→ **PROBLEM TO WORK ON**:
Repeat exactly each line of the data provided below.

(Entries from a dataset of interfaces)
☆ ☆ ☆
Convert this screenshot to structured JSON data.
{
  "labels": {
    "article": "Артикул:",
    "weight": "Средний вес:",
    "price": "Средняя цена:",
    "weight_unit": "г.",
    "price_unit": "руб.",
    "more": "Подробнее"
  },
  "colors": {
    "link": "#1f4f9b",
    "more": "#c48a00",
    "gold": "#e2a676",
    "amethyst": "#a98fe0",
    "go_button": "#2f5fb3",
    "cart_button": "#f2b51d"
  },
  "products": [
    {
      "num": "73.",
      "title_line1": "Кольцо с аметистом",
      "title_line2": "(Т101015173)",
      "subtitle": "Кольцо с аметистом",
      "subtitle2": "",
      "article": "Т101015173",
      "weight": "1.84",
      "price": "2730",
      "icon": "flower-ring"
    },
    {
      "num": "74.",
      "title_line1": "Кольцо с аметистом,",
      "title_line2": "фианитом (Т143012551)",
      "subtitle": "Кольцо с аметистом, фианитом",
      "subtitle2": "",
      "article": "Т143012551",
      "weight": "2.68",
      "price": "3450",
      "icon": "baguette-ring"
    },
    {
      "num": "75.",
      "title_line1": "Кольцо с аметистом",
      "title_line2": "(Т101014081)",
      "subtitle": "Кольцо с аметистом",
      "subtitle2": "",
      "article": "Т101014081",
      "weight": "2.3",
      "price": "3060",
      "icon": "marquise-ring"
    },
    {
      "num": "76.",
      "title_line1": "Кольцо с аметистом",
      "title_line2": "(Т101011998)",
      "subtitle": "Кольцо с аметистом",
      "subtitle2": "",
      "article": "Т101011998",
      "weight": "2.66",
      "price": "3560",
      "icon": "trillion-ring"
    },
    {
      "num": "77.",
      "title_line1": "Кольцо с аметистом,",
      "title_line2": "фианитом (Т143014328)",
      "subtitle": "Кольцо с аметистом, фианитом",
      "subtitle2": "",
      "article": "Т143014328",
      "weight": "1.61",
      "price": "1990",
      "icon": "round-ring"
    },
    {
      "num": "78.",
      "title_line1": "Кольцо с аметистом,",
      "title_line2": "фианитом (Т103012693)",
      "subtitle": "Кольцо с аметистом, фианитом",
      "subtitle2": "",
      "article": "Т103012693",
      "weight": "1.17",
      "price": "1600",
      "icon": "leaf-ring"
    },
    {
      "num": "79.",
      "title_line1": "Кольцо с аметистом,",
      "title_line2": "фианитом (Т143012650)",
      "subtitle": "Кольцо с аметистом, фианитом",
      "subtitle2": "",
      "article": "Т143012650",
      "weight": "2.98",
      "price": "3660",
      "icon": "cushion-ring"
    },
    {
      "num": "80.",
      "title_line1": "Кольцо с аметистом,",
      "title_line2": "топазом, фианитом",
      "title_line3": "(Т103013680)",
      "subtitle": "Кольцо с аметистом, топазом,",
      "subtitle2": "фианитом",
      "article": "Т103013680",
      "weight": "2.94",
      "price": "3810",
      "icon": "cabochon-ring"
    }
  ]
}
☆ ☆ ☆
→ **TASK ANSWER**:
Convert this screenshot to structured JSON data.
{
  "labels": {
    "article": "Артикул:",
    "weight": "Средний вес:",
    "price": "Средняя цена:",
    "weight_unit": "г.",
    "price_unit": "руб.",
    "more": "Подробнее"
  },
  "colors": {
    "link": "#1f4f9b",
    "more": "#c48a00",
    "gold": "#e2a676",
    "amethyst": "#a98fe0",
    "go_button": "#2f5fb3",
    "cart_button": "#f2b51d"
  },
  "products": [
    {
      "num": "73.",
      "title_line1": "Кольцо с аметистом",
      "title_line2": "(Т101015173)",
      "subtitle": "Кольцо с аметистом",
      "subtitle2": "",
      "article": "Т101015173",
      "weight": "1.84",
      "price": "2730",
      "icon": "flower-ring"
    },
    {
      "num": "74.",
      "title_line1": "Кольцо с аметистом,",
      "title_line2": "фианитом (Т143012551)",
      "subtitle": "Кольцо с аметистом, фианитом",
      "subtitle2": "",
      "article": "Т143012551",
      "weight": "2.68",
      "price": "3450",
      "icon": "baguette-ring"
    },
    {
      "num": "75.",
      "title_line1": "Кольцо с аметистом",
      "title_line2": "(Т101014081)",
      "subtitle": "Кольцо с аметистом",
      "subtitle2": "",
      "article": "Т101014081",
      "weight": "2.3",
      "price": "3060",
      "icon": "marquise-ring"
    },
    {
      "num": "76.",
      "title_line1": "Кольцо с аметистом",
      "title_line2": "(Т101011998)",
      "subtitle": "Кольцо с аметистом",
      "subtitle2": "",
      "article": "Т101011998",
      "weight": "2.66",
      "price": "3560",
      "icon": "trillion-ring"
    },
    {
      "num": "77.",
      "title_line1": "Кольцо с аметистом,",
      "title_line2": "фианитом (Т143014328)",
      "subtitle": "Кольцо с аметистом, фианитом",
      "subtitle2": "",
      "article": "Т143014328",
      "weight": "1.61",
      "price": "1990",
      "icon": "round-ring"
    },
    {
      "num": "78.",
      "title_line1": "Кольцо с аметистом,",
      "title_line2": "фианитом (Т103012693)",
      "subtitle": "Кольцо с аметистом, фианитом",
      "subtitle2": "",
      "article": "Т103012693",
      "weight": "1.17",
      "price": "1600",
      "icon": "leaf-ring"
    },
    {
      "num": "79.",
      "title_line1": "Кольцо с аметистом,",
      "title_line2": "фианитом (Т143012650)",
      "subtitle": "Кольцо с аметистом, фианитом",
      "subtitle2": "",
      "article": "Т143012650",
      "weight": "2.98",
      "price": "3660",
      "icon": "cushion-ring"
    },
    {
      "num": "80.",
      "title_line1": "Кольцо с аметистом,",
      "title_line2": "топазом, фианитом",
      "title_line3": "(Т103013680)",
      "subtitle": "Кольцо с аметистом, топазом,",
      "subtitle2": "фианитом",
      "article": "Т103013680",
      "weight": "2.94",
      "price": "3810",
      "icon": "cabochon-ring"
    }
  ]
}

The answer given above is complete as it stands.